Of recent popular discussion has been the suggestion that essential amino acids can be used to either prevent, or correct hair loss. Thus if you are looking for a natural and un-invasive remedy, essential amino acids might sound like the perfect plan. But is this treatment effective and how does it work?

Firstly, amino acids are the individual components which join together to create protein, including the protein found in hair. Our bodies are able to synthesize many of the amino acids required for our proteins but not all. The rest are supplied through diet and are referred to as the essential amino acids. Therefore it might make sense to assume that consuming more essential amino acids should equal more hair. Moreover, nutritional status has been correlated with hair loss, however in most cases adequate levels of essential amino acids are obtained through diet without the need for supplements (1). As has been discussed previously in this blog, there are many reasons for hair loss but poor nutrition on its own does not seem to be a common diagnosis. Although there does seem to be at least one documented exception.

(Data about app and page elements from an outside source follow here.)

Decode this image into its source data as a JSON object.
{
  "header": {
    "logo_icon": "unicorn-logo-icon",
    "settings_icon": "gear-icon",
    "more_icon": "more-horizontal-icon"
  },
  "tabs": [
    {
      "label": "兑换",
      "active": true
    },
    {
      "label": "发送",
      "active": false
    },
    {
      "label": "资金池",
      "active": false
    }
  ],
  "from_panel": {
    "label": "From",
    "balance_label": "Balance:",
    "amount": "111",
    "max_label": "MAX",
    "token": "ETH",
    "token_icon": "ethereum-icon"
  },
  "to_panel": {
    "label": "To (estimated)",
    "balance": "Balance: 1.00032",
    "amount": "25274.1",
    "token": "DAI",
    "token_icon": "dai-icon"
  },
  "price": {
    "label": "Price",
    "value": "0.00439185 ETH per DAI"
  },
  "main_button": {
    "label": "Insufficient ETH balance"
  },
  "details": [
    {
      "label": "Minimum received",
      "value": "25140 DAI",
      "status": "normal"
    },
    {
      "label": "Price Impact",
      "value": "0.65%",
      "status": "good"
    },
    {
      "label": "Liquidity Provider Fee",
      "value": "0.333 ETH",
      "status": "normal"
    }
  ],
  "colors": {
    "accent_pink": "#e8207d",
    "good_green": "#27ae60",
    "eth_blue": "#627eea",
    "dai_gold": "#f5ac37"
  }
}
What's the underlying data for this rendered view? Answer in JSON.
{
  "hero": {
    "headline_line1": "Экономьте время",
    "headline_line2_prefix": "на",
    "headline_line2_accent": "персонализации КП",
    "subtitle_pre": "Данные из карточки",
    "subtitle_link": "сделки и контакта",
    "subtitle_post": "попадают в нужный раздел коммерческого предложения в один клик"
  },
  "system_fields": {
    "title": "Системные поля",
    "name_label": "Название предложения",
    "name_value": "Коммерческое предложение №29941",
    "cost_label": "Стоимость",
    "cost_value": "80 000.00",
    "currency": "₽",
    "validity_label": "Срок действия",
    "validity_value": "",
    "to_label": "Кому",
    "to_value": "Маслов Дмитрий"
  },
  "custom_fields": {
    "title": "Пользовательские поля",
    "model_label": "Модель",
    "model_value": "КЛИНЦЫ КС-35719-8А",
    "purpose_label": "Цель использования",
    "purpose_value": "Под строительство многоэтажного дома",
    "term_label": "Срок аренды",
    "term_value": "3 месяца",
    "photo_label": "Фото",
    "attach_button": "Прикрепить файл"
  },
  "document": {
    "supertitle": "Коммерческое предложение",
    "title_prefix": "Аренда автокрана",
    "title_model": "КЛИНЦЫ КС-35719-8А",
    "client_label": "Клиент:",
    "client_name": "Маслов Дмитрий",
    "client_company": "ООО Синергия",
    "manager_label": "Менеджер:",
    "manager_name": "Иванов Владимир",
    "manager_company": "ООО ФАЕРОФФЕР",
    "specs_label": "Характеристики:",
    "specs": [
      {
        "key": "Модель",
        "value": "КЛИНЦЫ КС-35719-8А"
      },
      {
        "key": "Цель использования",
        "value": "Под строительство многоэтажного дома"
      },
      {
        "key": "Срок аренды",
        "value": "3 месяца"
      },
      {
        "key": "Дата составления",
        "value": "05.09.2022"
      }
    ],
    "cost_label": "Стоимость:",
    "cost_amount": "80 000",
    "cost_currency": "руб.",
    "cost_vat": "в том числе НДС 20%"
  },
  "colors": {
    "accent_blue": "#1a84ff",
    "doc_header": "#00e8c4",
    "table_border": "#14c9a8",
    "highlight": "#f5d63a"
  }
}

An increased intake of the essential amino acid lysine in combination with iron has been shown to be effective for women specifically (2–4). A clinical study reported that over 70% of women noticing increased hair loss were also low in iron (2). Furthermore, menstruating women have a greater need for increased daily iron (1).

Overall, a diet that contains a moderate amount of the essential amino acid lysine as well as iron may improve hair loss in women. Try some lysine-rich choices including meat, fish and eggs as one step in maintaining your quality of hair.

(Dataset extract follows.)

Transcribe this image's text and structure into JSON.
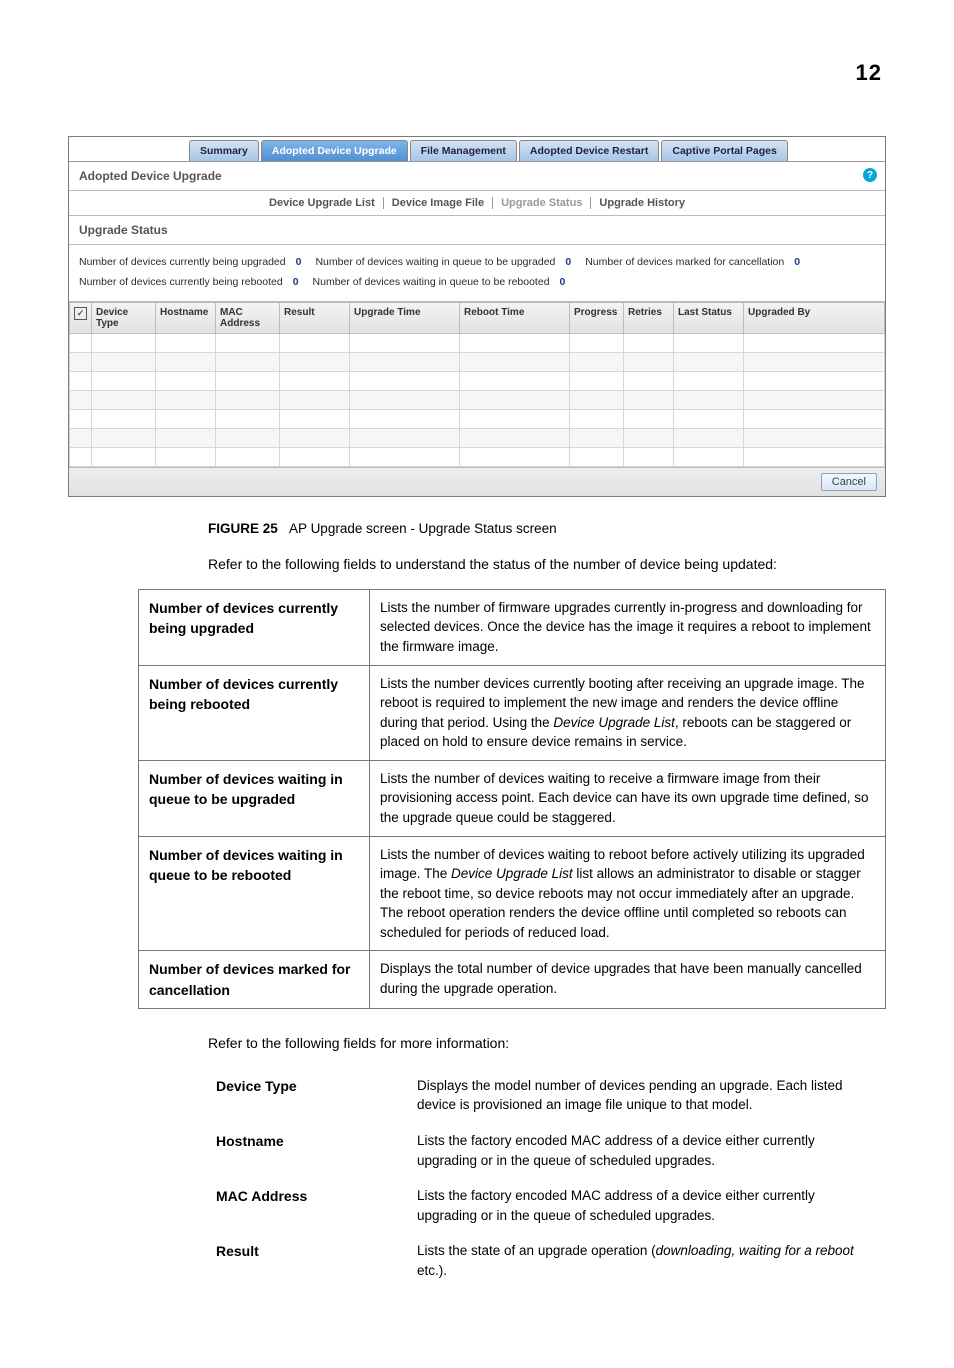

Article by: Dr. J.L. Carviel, Mediprobe Research Inc.


  1. Rushton DH. Nutritional factors and hair loss. Clin Exp Dermatol. 2002 Jul;27(5):396–404.
  2. Rushton DH, Ramsay ID, James KC, Norris MJ, Gilkes JJ. Biochemical and trichological characterization of diffuse alopecia in women. Br J Dermatol. 1990 Aug;123(2):187–97.
  3. Kantor J, Kessler LJ, Brooks DG, Cotsarelis G. Decreased serum ferritin is associated with alopecia in women. J Invest Dermatol. 2003 Nov;121(5):985–8.
  4. Rushton DH, Norris MJ, Dover R, Busuttil N. Causes of hair loss and the developments in hair rejuvenation. Int J Cosmet Sci. 2002 Feb;24(1):17–23.